Secretary Donald Rumsfeld once said he wanted to abandon. The World
Policy Institute notes that the 2003 budget includes $17 billion in
such spending, for such outdated products as the Air Force's F-22
Raptor (prime contractors Lockheed Martin, Boeing and United
Technologies) and the Navy's F-18E/F fighter (Boeing, GE and Northrop
Grumman). According to a new General Accounting Office report, the F-22
fighter program is dragging behind schedule and attempts by the Air
Force to control costs are failing miserably. The new report, released
last week by Representative John Tierney (D-MA), says that the Air
Force has been unable to implement cost-saving measures it promised and
has essentially kept Congress in the dark about excessive cost
It's not individual corruption, but systemic corruption that's the problem.
And then, there is
this war. When Members of Congress voted last October to give President
Bush blanket authority to use force in Iraq, they were influenced by
many factors. They heard from constituents, they heard from experts,
they heard from administration officials and they listened to their own
consciences. To say that campaign contributions from defense
contractors were the defining consideration when they cast their vote
would be a stretch. Nevertheless, it is important to examine the strong
correlation between defense industry campaign contributions and
Members of the
House who voted to authorize the use of force got slightly more than
twice the contributions from the defense sector than members who voted
"no." The 296 members who voted "yes" received an average of almost
$19,000 from defense contractors for the 2002 election cycle, and those
who voted "no" received an average of $9,000. Of the 150 members of the
House who had received at least $10,000 from the defense sector, 123
voted "yes" and 25 voted "no."
On the Senate side,
where the vote was more lopsided (77-23), the correlation is almost as
strong. "Yes" voters got an average of almost $60,000 over the past six
years, a full Senate cycle, while those who voted "no" received an
average of $38,000.
Overall, there was
a total of $6.9 million in defense-sector contributions to House
members in the 2001-2002 cycle, and another $2.6 million to the Senate.
Peace and arms control oriented PACs gave a total of $396,000, meaning
they were outspent by about 23 to one.
Why is it important
to look at these numbers? Again, we are not suggesting that Members of
Congress cast a vote last October giving the president the kind of war
powers he wanted because of campaign contributions. No one's vote on
the war was bought for $10,000, or even $60,000.
It's not individual
corruption, but systemic corruption that's the problem. The financial
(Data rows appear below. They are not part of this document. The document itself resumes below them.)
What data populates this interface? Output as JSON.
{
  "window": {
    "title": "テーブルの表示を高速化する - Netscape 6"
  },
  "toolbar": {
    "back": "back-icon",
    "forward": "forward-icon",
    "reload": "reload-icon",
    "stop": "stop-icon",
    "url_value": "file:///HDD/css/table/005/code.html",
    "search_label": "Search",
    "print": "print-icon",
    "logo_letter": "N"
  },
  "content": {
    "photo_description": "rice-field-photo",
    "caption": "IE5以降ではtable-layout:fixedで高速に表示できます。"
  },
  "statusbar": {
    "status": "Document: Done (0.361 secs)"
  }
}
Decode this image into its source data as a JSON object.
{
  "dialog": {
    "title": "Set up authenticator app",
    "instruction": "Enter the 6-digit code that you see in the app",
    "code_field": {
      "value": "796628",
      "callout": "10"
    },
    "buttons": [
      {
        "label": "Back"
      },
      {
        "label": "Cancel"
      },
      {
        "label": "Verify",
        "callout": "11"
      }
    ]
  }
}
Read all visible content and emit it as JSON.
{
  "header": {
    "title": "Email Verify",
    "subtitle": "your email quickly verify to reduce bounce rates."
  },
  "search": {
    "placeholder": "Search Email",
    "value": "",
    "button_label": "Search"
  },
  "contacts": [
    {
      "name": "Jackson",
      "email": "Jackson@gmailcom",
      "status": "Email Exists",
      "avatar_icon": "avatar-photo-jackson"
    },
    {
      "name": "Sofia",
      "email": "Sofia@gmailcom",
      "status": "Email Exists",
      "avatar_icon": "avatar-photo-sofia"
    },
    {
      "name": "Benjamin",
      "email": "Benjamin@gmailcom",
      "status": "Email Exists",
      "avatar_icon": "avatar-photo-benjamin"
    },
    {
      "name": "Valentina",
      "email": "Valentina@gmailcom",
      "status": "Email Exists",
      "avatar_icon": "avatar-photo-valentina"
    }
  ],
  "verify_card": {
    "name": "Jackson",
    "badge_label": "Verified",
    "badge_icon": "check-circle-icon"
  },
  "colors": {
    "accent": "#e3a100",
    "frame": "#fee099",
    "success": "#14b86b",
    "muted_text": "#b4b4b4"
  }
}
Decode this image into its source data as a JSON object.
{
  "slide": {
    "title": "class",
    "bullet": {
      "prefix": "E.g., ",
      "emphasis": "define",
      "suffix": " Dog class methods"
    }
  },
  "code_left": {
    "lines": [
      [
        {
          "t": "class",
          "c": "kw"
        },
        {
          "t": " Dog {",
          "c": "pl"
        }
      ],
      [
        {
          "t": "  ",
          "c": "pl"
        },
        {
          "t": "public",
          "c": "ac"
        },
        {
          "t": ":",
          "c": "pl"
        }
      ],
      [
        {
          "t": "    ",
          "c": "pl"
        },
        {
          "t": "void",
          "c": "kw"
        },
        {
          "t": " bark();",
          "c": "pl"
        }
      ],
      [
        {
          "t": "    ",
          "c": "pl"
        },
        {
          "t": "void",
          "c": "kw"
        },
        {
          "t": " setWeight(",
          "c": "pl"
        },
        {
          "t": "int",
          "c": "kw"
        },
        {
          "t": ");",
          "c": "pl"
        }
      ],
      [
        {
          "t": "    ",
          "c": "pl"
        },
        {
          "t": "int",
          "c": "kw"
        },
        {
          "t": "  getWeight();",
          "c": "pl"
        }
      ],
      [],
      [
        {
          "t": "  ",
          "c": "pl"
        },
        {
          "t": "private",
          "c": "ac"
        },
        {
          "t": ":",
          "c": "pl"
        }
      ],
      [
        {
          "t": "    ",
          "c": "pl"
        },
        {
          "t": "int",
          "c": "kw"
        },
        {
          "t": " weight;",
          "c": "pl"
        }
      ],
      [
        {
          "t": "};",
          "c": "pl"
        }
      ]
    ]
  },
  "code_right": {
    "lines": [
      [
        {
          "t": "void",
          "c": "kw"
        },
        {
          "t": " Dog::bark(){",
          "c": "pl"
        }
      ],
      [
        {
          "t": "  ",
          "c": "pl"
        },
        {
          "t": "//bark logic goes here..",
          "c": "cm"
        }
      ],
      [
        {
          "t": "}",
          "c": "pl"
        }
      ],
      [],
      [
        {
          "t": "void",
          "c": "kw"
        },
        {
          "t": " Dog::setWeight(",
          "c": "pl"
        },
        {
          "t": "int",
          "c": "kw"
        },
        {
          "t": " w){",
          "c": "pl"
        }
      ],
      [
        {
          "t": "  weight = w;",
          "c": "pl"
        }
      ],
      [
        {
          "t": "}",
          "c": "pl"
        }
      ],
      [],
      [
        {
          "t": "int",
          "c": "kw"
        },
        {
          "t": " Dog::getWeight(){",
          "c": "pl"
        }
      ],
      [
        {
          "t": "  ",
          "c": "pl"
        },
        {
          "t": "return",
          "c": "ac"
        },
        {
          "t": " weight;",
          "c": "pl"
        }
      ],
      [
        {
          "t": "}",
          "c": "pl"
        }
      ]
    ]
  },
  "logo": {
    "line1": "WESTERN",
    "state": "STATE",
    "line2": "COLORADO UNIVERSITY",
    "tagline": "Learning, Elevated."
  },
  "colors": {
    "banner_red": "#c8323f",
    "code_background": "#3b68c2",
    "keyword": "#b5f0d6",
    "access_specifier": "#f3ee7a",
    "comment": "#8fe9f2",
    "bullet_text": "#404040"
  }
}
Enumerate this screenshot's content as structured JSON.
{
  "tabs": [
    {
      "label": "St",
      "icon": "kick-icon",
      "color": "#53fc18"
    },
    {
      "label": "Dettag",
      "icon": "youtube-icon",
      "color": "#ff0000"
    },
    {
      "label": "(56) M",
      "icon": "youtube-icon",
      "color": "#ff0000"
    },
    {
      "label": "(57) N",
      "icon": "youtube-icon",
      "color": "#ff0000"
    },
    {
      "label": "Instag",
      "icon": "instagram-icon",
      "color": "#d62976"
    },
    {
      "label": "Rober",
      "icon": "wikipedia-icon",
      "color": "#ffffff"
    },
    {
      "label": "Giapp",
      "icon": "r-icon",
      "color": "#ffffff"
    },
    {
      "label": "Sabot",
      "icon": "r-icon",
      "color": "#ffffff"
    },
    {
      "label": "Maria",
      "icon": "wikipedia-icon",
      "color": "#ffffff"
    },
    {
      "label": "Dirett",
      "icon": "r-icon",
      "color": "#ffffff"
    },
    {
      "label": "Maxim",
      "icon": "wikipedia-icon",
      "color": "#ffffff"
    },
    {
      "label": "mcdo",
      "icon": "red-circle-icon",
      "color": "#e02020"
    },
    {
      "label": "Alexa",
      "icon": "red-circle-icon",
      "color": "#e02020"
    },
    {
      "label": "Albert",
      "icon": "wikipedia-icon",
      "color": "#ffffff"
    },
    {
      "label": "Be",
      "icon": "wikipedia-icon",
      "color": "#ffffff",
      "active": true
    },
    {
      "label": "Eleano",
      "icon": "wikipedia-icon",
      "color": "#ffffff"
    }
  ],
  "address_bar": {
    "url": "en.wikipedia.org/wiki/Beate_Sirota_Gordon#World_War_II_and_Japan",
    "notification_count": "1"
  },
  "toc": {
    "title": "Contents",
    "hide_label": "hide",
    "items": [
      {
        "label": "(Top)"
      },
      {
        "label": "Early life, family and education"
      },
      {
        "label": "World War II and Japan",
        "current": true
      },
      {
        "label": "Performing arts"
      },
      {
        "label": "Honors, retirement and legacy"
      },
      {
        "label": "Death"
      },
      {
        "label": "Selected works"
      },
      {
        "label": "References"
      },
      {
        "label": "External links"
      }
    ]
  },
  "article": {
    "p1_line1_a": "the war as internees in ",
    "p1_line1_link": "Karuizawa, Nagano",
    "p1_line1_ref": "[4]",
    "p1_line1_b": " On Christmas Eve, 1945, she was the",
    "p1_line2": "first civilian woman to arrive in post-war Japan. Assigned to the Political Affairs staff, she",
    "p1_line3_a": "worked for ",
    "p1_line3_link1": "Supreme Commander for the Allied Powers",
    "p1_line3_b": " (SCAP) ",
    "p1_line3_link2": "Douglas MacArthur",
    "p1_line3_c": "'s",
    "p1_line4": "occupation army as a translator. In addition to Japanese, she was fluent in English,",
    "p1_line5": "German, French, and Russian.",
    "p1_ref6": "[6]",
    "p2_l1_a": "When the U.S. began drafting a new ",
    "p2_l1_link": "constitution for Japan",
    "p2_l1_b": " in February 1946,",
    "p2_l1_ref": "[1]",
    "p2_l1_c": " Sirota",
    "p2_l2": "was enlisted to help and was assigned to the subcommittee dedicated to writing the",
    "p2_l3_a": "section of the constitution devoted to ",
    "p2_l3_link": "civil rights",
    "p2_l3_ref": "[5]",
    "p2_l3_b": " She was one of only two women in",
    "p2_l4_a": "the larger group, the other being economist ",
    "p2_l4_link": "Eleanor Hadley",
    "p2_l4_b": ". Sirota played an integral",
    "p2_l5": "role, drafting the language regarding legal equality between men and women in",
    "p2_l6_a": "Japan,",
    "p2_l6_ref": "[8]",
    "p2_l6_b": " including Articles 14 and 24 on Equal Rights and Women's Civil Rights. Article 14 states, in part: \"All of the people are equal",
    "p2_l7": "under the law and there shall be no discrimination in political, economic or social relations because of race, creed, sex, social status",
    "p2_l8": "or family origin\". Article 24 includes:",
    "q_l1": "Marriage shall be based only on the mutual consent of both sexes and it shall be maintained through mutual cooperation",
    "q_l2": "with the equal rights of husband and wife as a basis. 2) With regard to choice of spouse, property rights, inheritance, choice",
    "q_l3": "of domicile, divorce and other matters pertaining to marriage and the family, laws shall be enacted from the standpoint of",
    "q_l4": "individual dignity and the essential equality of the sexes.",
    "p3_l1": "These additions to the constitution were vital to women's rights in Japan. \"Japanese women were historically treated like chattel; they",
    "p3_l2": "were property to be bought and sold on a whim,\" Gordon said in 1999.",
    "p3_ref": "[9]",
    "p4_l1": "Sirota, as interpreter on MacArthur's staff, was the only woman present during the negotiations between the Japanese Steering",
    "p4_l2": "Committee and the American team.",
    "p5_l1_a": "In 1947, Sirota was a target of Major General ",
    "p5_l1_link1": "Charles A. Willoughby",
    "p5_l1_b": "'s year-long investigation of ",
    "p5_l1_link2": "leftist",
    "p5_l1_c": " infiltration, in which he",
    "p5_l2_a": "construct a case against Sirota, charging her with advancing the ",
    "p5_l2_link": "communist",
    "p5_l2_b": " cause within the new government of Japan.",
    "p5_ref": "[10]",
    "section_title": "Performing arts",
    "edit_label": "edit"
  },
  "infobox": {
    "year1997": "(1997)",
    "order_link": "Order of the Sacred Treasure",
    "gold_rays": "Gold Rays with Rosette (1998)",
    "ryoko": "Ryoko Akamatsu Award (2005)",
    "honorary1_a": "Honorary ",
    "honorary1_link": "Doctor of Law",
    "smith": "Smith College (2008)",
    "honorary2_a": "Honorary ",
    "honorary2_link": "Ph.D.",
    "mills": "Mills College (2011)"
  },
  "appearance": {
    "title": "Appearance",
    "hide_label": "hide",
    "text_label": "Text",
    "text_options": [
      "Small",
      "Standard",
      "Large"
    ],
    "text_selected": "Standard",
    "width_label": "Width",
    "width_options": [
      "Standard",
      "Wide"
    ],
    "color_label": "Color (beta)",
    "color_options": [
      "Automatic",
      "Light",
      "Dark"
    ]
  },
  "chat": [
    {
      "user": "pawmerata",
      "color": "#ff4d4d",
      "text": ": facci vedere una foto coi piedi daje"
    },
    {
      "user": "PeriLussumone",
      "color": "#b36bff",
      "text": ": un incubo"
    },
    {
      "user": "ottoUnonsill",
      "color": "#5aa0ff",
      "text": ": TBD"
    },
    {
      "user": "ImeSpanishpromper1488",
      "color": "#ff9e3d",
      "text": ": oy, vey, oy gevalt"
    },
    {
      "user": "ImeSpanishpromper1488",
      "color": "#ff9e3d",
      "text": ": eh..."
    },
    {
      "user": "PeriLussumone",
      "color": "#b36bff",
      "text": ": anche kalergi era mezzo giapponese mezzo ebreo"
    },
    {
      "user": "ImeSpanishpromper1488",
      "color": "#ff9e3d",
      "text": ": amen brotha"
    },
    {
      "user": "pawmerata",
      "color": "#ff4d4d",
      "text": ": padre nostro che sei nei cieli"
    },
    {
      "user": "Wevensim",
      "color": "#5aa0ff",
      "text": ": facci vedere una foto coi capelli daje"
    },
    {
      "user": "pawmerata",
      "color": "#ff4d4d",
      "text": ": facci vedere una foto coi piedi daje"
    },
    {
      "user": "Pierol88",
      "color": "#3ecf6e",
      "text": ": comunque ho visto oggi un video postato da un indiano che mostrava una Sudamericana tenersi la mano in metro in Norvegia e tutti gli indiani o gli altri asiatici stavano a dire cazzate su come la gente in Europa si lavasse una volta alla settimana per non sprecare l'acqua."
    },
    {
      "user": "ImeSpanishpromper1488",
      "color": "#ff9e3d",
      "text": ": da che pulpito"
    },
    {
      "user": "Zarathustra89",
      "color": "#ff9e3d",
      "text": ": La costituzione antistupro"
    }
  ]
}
heft of the defense lobby, like that of other special interest lobbies
that are generous contributors, influences the larger pool of people
who become our representatives in Congress, skewing it toward people
who are predisposed to their positions. Candidates with different
convictions about America's role in the world have a much smaller
universe of deep-pocketed donors in which to hunt for sufficient funds
to run a viable campaign.
Boeing and Lockheed
would not, after all, fund someone who thinks the defense budget is too
large. Then consider that, of the 435 members of the House, all but 73
received contributions from the defense sector. In the Senate, 95 out
of 100 were so favored. The very lack of money from the millions of
Americans -- up to half in surveys -- who during the war debate have
been skeptical of the Administration's call to confront Iraq means that
they were underrepresented in Washington, and that their concerns did
not get as much attention from Congress as they might have.
Alas, when we have a dollar-driven democracy, those with cash are more equal than others.
Micah L. Sifry, senior analyst with Public Campaign, is the co-editor with Christopher Cerf of The Iraq War Reader: History, Documents, Opinions, due to be published in April 2003 by Simon & Schuster.
This article was reprinted with permission from Tompaine.com.